WHAT THE EXERCISE ASKS: What is the number of lines in the data that contain "heading"? Nothing besides that number, please.

Data about app and page elements:
[Start of Attachment]
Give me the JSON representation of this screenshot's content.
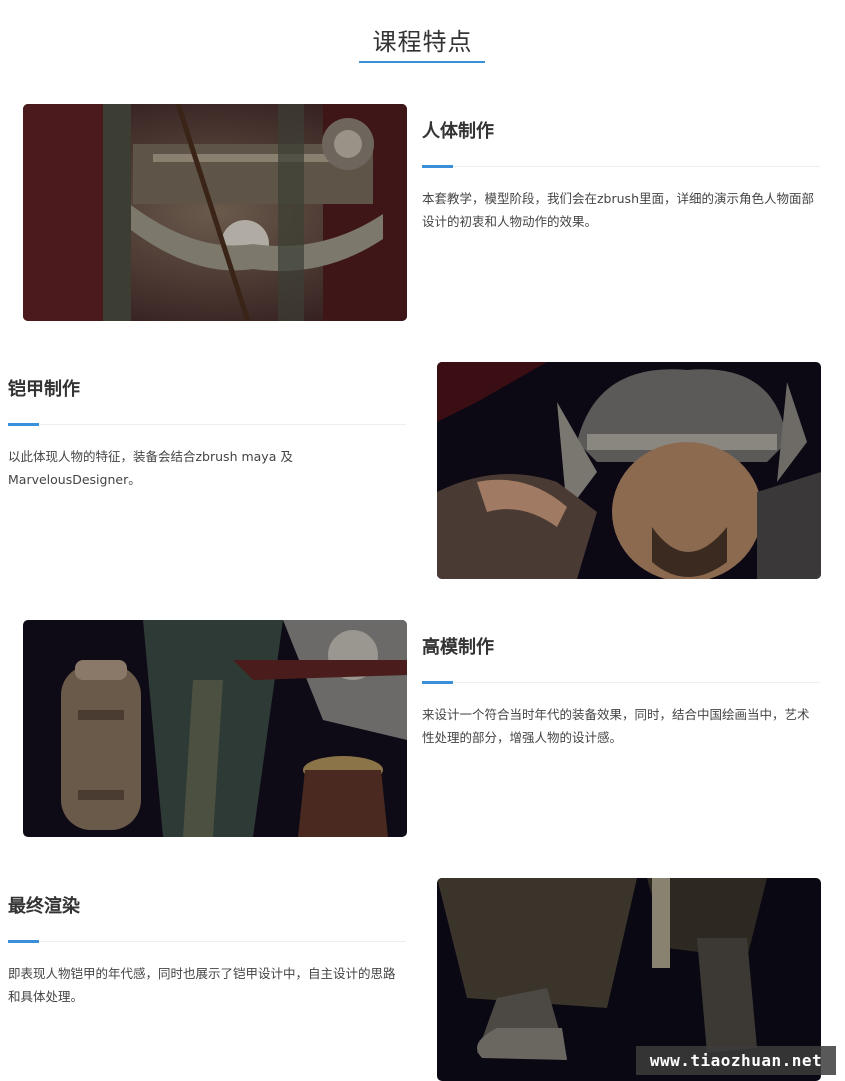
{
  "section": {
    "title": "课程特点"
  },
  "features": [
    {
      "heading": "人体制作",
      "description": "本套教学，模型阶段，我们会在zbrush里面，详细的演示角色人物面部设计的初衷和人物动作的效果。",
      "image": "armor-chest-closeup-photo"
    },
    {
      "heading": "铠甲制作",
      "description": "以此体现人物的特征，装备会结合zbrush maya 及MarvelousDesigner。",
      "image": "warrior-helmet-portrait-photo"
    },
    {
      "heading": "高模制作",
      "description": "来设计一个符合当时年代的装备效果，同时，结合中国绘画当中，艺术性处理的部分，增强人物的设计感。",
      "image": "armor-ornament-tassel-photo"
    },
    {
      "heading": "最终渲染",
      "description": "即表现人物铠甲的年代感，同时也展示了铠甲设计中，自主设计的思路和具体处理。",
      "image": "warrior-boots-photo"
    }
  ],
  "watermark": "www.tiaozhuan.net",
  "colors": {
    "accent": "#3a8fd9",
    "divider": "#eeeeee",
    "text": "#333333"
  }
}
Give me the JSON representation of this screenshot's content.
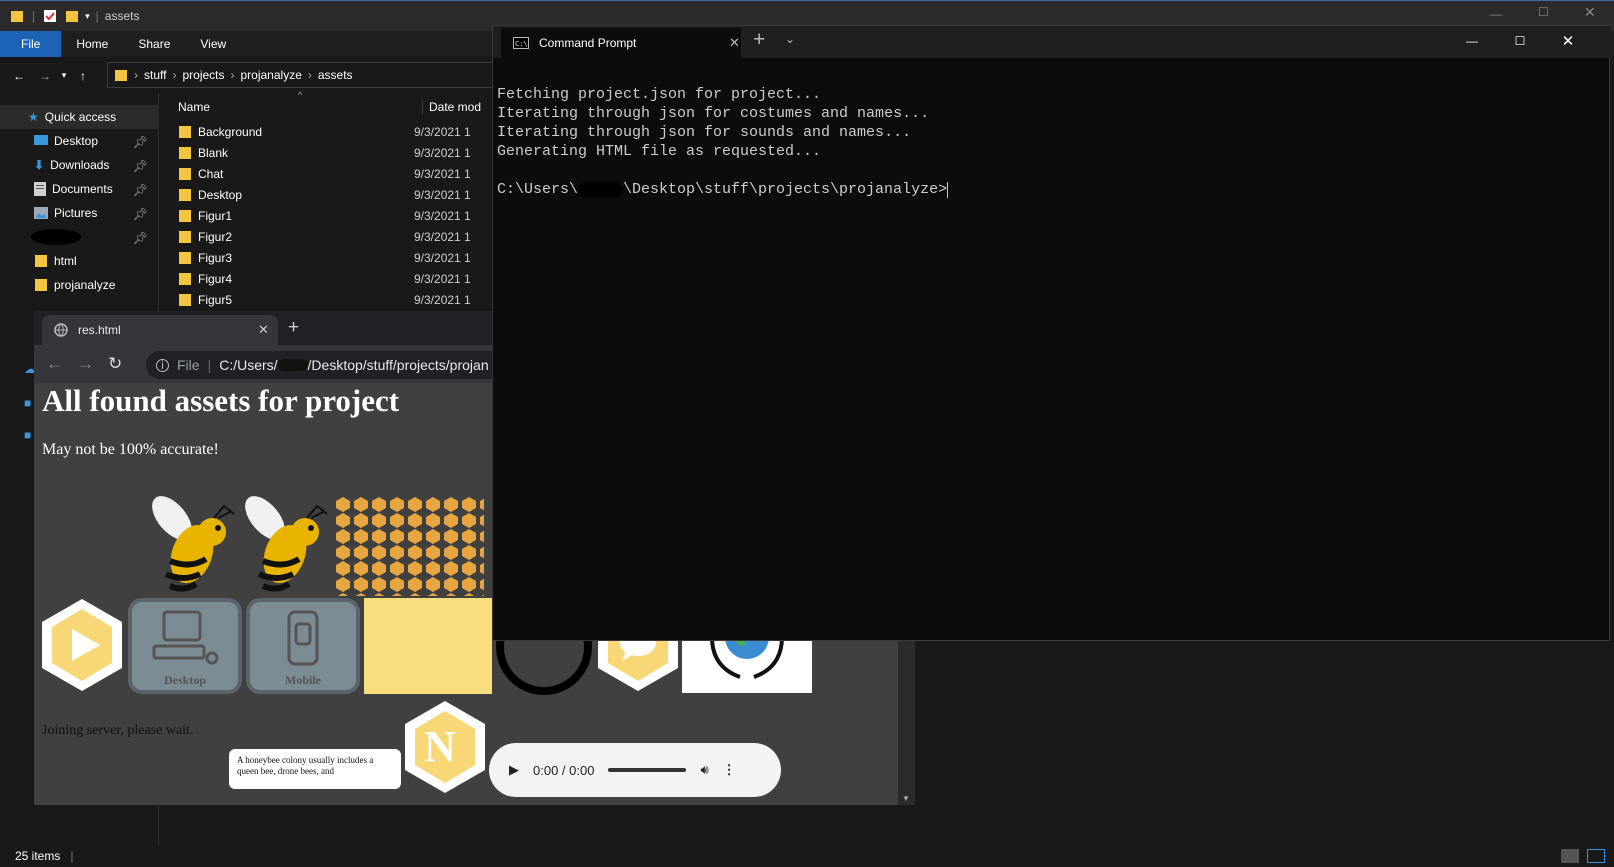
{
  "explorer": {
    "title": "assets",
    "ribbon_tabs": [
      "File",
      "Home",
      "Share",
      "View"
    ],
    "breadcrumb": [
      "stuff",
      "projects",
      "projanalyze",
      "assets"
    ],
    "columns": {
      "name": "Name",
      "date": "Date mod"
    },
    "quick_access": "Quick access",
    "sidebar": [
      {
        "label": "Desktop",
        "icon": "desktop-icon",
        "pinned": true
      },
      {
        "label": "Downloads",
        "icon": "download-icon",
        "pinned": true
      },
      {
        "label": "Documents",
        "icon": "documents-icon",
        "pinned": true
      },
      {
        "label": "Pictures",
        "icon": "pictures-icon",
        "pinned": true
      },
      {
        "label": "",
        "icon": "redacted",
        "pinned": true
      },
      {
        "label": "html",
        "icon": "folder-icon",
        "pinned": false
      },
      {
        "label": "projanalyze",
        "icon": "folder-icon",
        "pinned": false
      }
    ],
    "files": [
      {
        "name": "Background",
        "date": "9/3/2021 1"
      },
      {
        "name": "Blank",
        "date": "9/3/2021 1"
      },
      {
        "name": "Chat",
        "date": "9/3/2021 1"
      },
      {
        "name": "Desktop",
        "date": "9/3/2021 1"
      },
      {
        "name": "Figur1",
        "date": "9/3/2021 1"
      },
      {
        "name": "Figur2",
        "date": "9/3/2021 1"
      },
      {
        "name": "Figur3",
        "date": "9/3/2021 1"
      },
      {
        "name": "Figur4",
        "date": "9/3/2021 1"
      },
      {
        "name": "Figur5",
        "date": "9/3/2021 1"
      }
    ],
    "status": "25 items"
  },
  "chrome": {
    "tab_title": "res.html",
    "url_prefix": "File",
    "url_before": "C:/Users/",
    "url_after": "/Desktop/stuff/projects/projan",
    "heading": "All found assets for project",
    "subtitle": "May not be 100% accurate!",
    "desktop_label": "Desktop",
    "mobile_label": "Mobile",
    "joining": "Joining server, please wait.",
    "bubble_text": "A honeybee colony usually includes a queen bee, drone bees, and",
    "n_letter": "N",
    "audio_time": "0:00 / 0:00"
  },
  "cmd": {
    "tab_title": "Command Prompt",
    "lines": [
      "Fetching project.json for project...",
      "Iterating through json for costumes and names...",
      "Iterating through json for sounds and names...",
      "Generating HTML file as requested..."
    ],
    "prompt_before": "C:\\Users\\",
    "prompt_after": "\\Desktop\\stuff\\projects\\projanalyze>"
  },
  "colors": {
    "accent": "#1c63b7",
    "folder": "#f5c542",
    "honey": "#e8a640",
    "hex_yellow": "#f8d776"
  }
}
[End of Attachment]
WRITTEN REPLY: 5